Due to the dramatic increase in computational power, data storage and generation capability in the last decade, the engineering landscape is morphing continuously. There is now an expectation for substantial improvement in productivity, safety and sustainability of engineered systems through big data science. Traditional fields such as control and diagnosis are being empowered and re-imagined in ways that were not anticipated before. In parallel, there are important questions regarding the relevance of domain knowledge and traditional tools in this data–centric world that need to be answered. In our group, we focus on both development of methodological tools for data science and application of such tools in several engineering domains. Methods for domain agnostic integration of prior knowledge into data science algorithms are of special interest.
Human development depends on energy. With increasing world population and developmental ambitions of all parts of the world, sustainable generation of energy becomes a critical need.

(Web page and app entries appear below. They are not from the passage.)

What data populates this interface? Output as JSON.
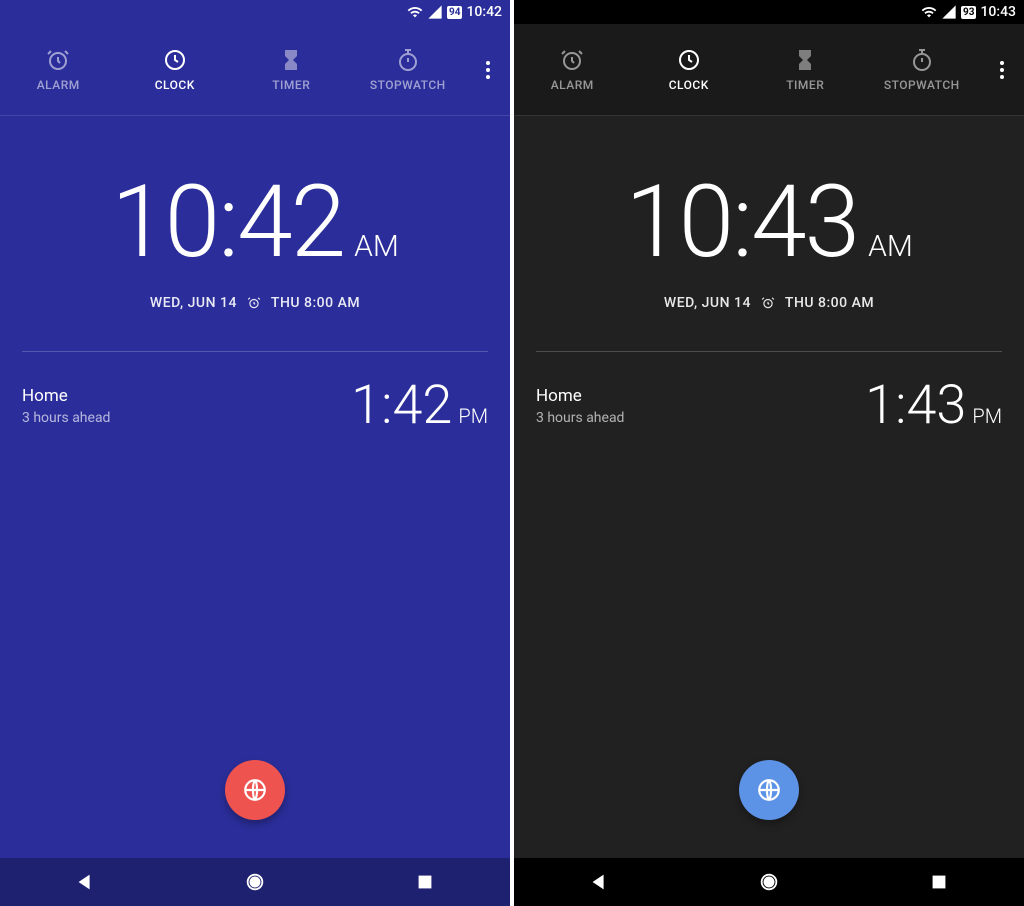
{
  "screens": [
    {
      "theme": "light",
      "statusbar": {
        "battery": "94",
        "time": "10:42"
      },
      "tabs": [
        {
          "name": "alarm",
          "label": "ALARM",
          "active": false
        },
        {
          "name": "clock",
          "label": "CLOCK",
          "active": true
        },
        {
          "name": "timer",
          "label": "TIMER",
          "active": false
        },
        {
          "name": "stopwatch",
          "label": "STOPWATCH",
          "active": false
        }
      ],
      "main_time": "10:42",
      "main_ampm": "AM",
      "date": "WED, JUN 14",
      "next_alarm": "THU 8:00 AM",
      "secondary": {
        "name": "Home",
        "offset": "3 hours ahead",
        "time": "1:42",
        "ampm": "PM"
      },
      "fab_color": "#ef5350"
    },
    {
      "theme": "dark",
      "statusbar": {
        "battery": "93",
        "time": "10:43"
      },
      "tabs": [
        {
          "name": "alarm",
          "label": "ALARM",
          "active": false
        },
        {
          "name": "clock",
          "label": "CLOCK",
          "active": true
        },
        {
          "name": "timer",
          "label": "TIMER",
          "active": false
        },
        {
          "name": "stopwatch",
          "label": "STOPWATCH",
          "active": false
        }
      ],
      "main_time": "10:43",
      "main_ampm": "AM",
      "date": "WED, JUN 14",
      "next_alarm": "THU 8:00 AM",
      "secondary": {
        "name": "Home",
        "offset": "3 hours ahead",
        "time": "1:43",
        "ampm": "PM"
      },
      "fab_color": "#5c93e6"
    }
  ]
}
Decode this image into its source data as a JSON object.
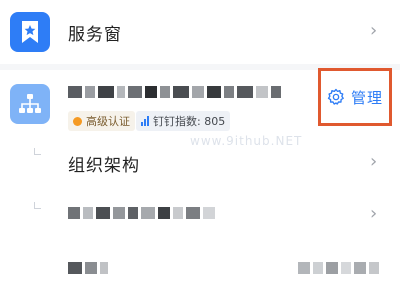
{
  "service_window": {
    "title": "服务窗",
    "icon": "bookmark-star-icon",
    "chevron": "›"
  },
  "organization": {
    "icon": "org-chart-icon",
    "badges": {
      "certification": "高级认证",
      "index": "钉钉指数: 805"
    },
    "manage": {
      "icon": "gear-icon",
      "label": "管理"
    }
  },
  "rows": [
    {
      "title": "组织架构",
      "chevron": "›"
    },
    {
      "chevron": "›"
    }
  ],
  "watermark": "www.9ithub.NET",
  "colors": {
    "accent": "#2e7df6",
    "highlight_border": "#e0592f",
    "cert_dot": "#f59a23"
  }
}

Our research in this area is focused on improving the efficiency of energy conversion devices. With a clear understanding that “one size does not fit all”, we explore different energy conversion technologies such as fuel cells, flow batteries and micro-photosynthetic cells. Some of our research is also on cross-cutting technologies for energy systems (conversion and storage), with a special emphasis on primary batteries.

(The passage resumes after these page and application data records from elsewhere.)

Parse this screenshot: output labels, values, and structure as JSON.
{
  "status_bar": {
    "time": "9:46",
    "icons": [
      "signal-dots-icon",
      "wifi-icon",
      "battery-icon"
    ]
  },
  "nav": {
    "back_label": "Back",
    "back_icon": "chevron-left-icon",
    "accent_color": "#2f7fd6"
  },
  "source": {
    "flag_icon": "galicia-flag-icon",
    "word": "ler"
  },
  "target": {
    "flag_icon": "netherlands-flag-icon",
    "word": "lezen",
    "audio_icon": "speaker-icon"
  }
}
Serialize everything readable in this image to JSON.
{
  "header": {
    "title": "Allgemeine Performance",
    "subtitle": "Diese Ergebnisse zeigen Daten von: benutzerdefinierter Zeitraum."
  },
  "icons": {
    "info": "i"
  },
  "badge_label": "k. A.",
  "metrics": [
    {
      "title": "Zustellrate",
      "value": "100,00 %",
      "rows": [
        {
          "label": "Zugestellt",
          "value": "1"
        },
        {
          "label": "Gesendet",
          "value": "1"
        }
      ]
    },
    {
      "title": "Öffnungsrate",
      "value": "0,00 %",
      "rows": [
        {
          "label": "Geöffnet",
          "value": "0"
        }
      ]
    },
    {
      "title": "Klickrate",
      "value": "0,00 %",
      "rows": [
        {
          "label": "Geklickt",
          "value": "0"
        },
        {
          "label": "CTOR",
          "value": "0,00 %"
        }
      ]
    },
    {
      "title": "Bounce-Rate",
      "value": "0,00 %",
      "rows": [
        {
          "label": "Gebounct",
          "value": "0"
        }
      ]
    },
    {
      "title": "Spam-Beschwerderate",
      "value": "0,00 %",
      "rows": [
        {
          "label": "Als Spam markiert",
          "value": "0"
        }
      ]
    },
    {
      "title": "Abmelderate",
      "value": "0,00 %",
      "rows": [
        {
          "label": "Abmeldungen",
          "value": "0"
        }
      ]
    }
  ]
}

Fluids research is as relevant now as it has been for several decades past. Much of the recent excitement comes from understanding fluid flows in small length scales and also from the expanding application possibilities. Our fluid systems engineering research focus is on microfluidics and applications of fluidic systems in particle synthesis. We are specifically interested in droplet microfluidics, where a dispersed phase is compartmentalized as a droplet or a bubble in its surrounding continuous phase. Our explorations in this field are non-traditional and strongly rooted in a systems engineering perspective. The application areas that we envisage for droplet microfluidics are also non-traditional.

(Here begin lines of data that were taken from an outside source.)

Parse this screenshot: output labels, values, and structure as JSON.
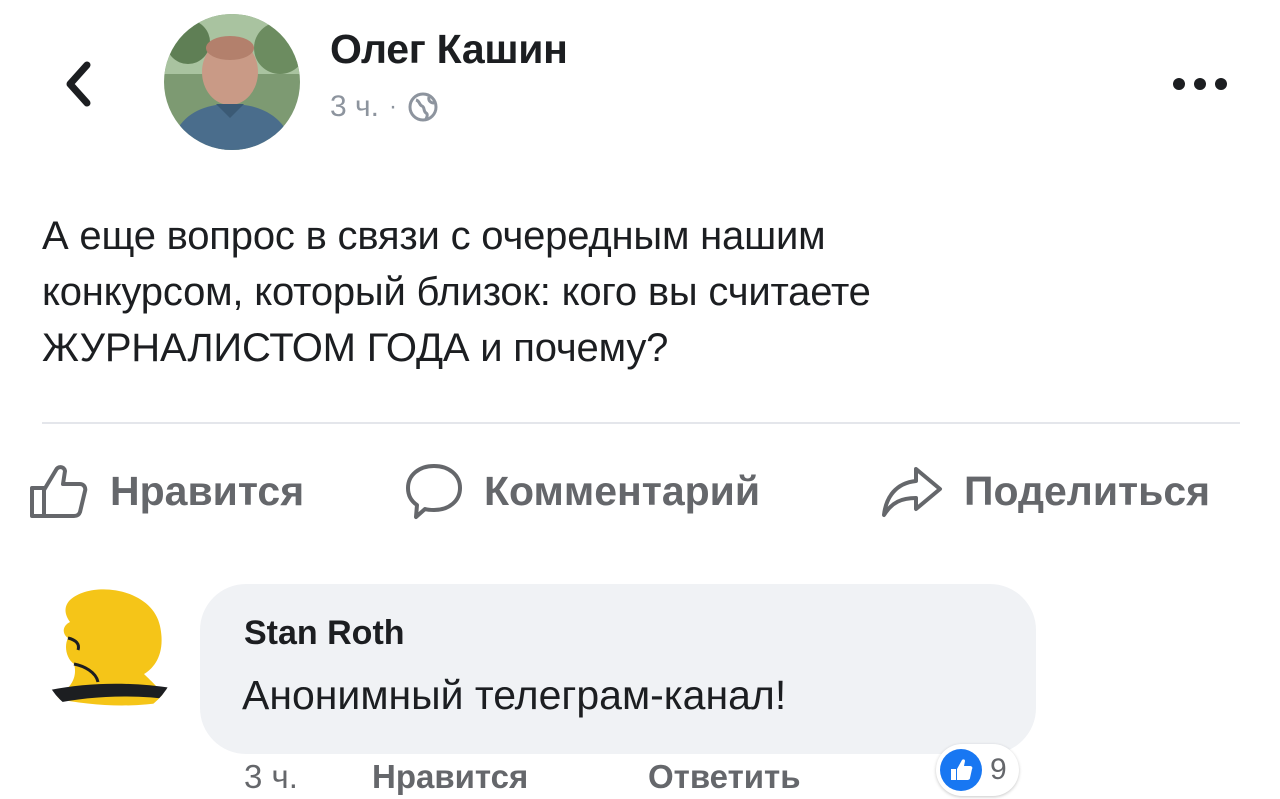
{
  "header": {
    "author_name": "Олег Кашин",
    "time": "3 ч.",
    "separator": "·",
    "privacy_icon": "globe-icon",
    "back_icon": "chevron-left-icon",
    "more_icon": "more-dots-icon"
  },
  "post": {
    "lines": [
      "А еще вопрос в связи с очередным нашим",
      "конкурсом, который близок: кого вы считаете",
      "ЖУРНАЛИСТОМ ГОДА и почему?"
    ]
  },
  "actions": {
    "like_label": "Нравится",
    "comment_label": "Комментарий",
    "share_label": "Поделиться"
  },
  "comment": {
    "author": "Stan Roth",
    "text": "Анонимный телеграм-канал!",
    "time": "3 ч.",
    "like_label": "Нравится",
    "reply_label": "Ответить",
    "reaction_count": "9"
  },
  "colors": {
    "brand_blue": "#1877f2",
    "secondary_text": "#65676b",
    "bubble_bg": "#f0f2f5",
    "avatar_yellow": "#f5c518"
  }
}
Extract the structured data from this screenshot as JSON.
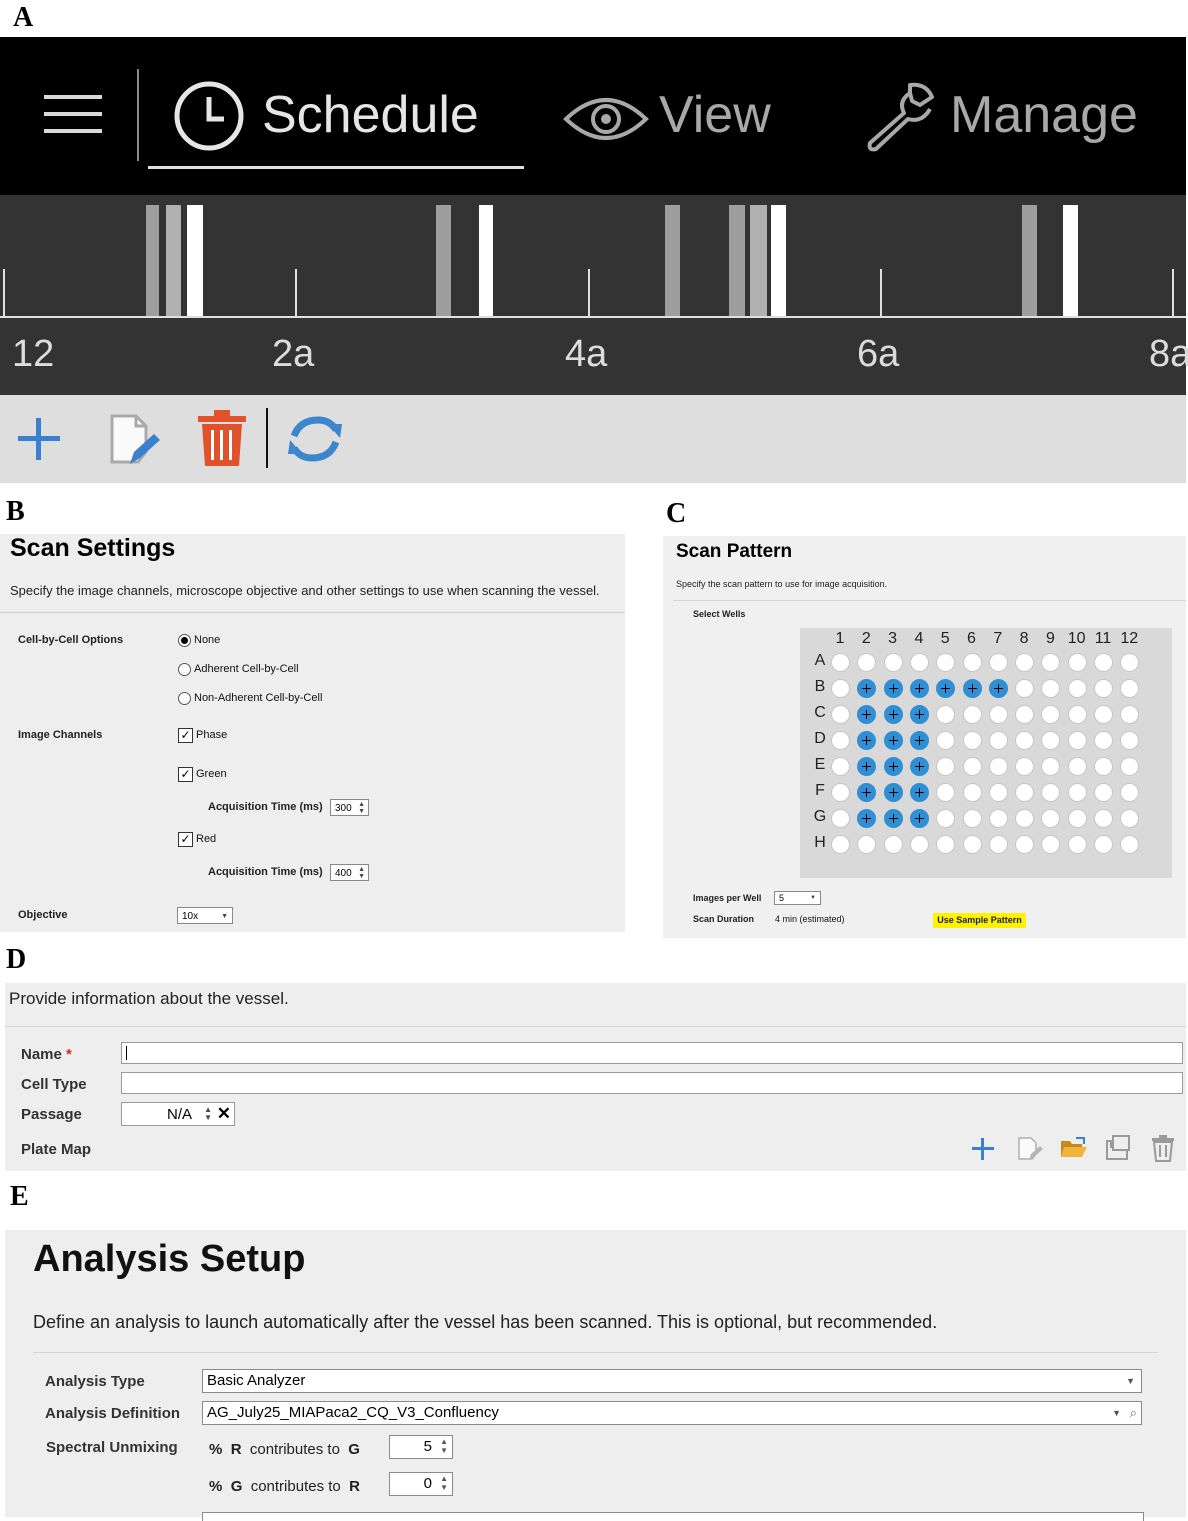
{
  "panel_letters": {
    "a": "A",
    "b": "B",
    "c": "C",
    "d": "D",
    "e": "E"
  },
  "navbar": {
    "tabs": [
      {
        "label": "Schedule",
        "icon": "clock-icon",
        "active": true
      },
      {
        "label": "View",
        "icon": "eye-icon",
        "active": false
      },
      {
        "label": "Manage",
        "icon": "wrench-icon",
        "active": false
      }
    ]
  },
  "timeline": {
    "labels": [
      "12",
      "2a",
      "4a",
      "6a",
      "8a"
    ]
  },
  "toolbar_a": {
    "icons": [
      "add-icon",
      "edit-icon",
      "delete-icon",
      "refresh-icon"
    ],
    "colors": {
      "add": "#3b7fd0",
      "delete": "#e0522c",
      "refresh": "#3b86cc"
    }
  },
  "scan_settings": {
    "title": "Scan Settings",
    "description": "Specify the image channels, microscope objective and other settings to use when scanning the vessel.",
    "cell_by_cell": {
      "label": "Cell-by-Cell Options",
      "options": [
        {
          "label": "None",
          "checked": true
        },
        {
          "label": "Adherent Cell-by-Cell",
          "checked": false
        },
        {
          "label": "Non-Adherent Cell-by-Cell",
          "checked": false
        }
      ]
    },
    "image_channels": {
      "label": "Image Channels",
      "phase": {
        "label": "Phase",
        "checked": true
      },
      "green": {
        "label": "Green",
        "checked": true,
        "acq_label": "Acquisition Time (ms)",
        "acq_value": "300"
      },
      "red": {
        "label": "Red",
        "checked": true,
        "acq_label": "Acquisition Time (ms)",
        "acq_value": "400"
      }
    },
    "objective": {
      "label": "Objective",
      "value": "10x"
    }
  },
  "scan_pattern": {
    "title": "Scan Pattern",
    "description": "Specify the scan pattern to use for image acquisition.",
    "select_wells_label": "Select Wells",
    "columns": [
      "1",
      "2",
      "3",
      "4",
      "5",
      "6",
      "7",
      "8",
      "9",
      "10",
      "11",
      "12"
    ],
    "rows": [
      "A",
      "B",
      "C",
      "D",
      "E",
      "F",
      "G",
      "H"
    ],
    "selected_wells": [
      "B2",
      "B3",
      "B4",
      "B5",
      "B6",
      "B7",
      "C2",
      "C3",
      "C4",
      "D2",
      "D3",
      "D4",
      "E2",
      "E3",
      "E4",
      "F2",
      "F3",
      "F4",
      "G2",
      "G3",
      "G4"
    ],
    "selected_color": "#2f8fd4",
    "images_per_well": {
      "label": "Images per Well",
      "value": "5"
    },
    "scan_duration": {
      "label": "Scan Duration",
      "value": "4 min (estimated)"
    },
    "sample_button": "Use Sample Pattern"
  },
  "vessel_info": {
    "description": "Provide information about the vessel.",
    "name": {
      "label": "Name",
      "required_mark": "*",
      "value": ""
    },
    "cell_type": {
      "label": "Cell Type",
      "value": ""
    },
    "passage": {
      "label": "Passage",
      "value": "N/A"
    },
    "plate_map": {
      "label": "Plate Map",
      "icons": [
        "add-icon",
        "edit-icon",
        "open-folder-icon",
        "save-icon",
        "delete-icon"
      ]
    }
  },
  "analysis_setup": {
    "title": "Analysis Setup",
    "description": "Define an analysis to launch automatically after the vessel has been scanned.  This is optional, but recommended.",
    "analysis_type": {
      "label": "Analysis Type",
      "value": "Basic Analyzer"
    },
    "analysis_definition": {
      "label": "Analysis Definition",
      "value": "AG_July25_MIAPaca2_CQ_V3_Confluency"
    },
    "spectral_unmixing": {
      "label": "Spectral Unmixing",
      "rows": [
        {
          "pct": "%",
          "from": "R",
          "mid": "contributes to",
          "to": "G",
          "value": "5"
        },
        {
          "pct": "%",
          "from": "G",
          "mid": "contributes to",
          "to": "R",
          "value": "0"
        }
      ]
    }
  }
}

Biology is one field that is making incredible progress due to the availability of big data. Omics data at different information scales is revolutionizing this field. In our group, we explore the use of data science algorithms for understanding biological systems. Of particular interest is the development of a generalized framework that can integrate data from different networks seamlessly for enhanced understanding of biological processes. These networks could be signaling, metabolic and/or transport networks. Once developed, this framework could be used in several studies such as, for example, disease pathogenesis.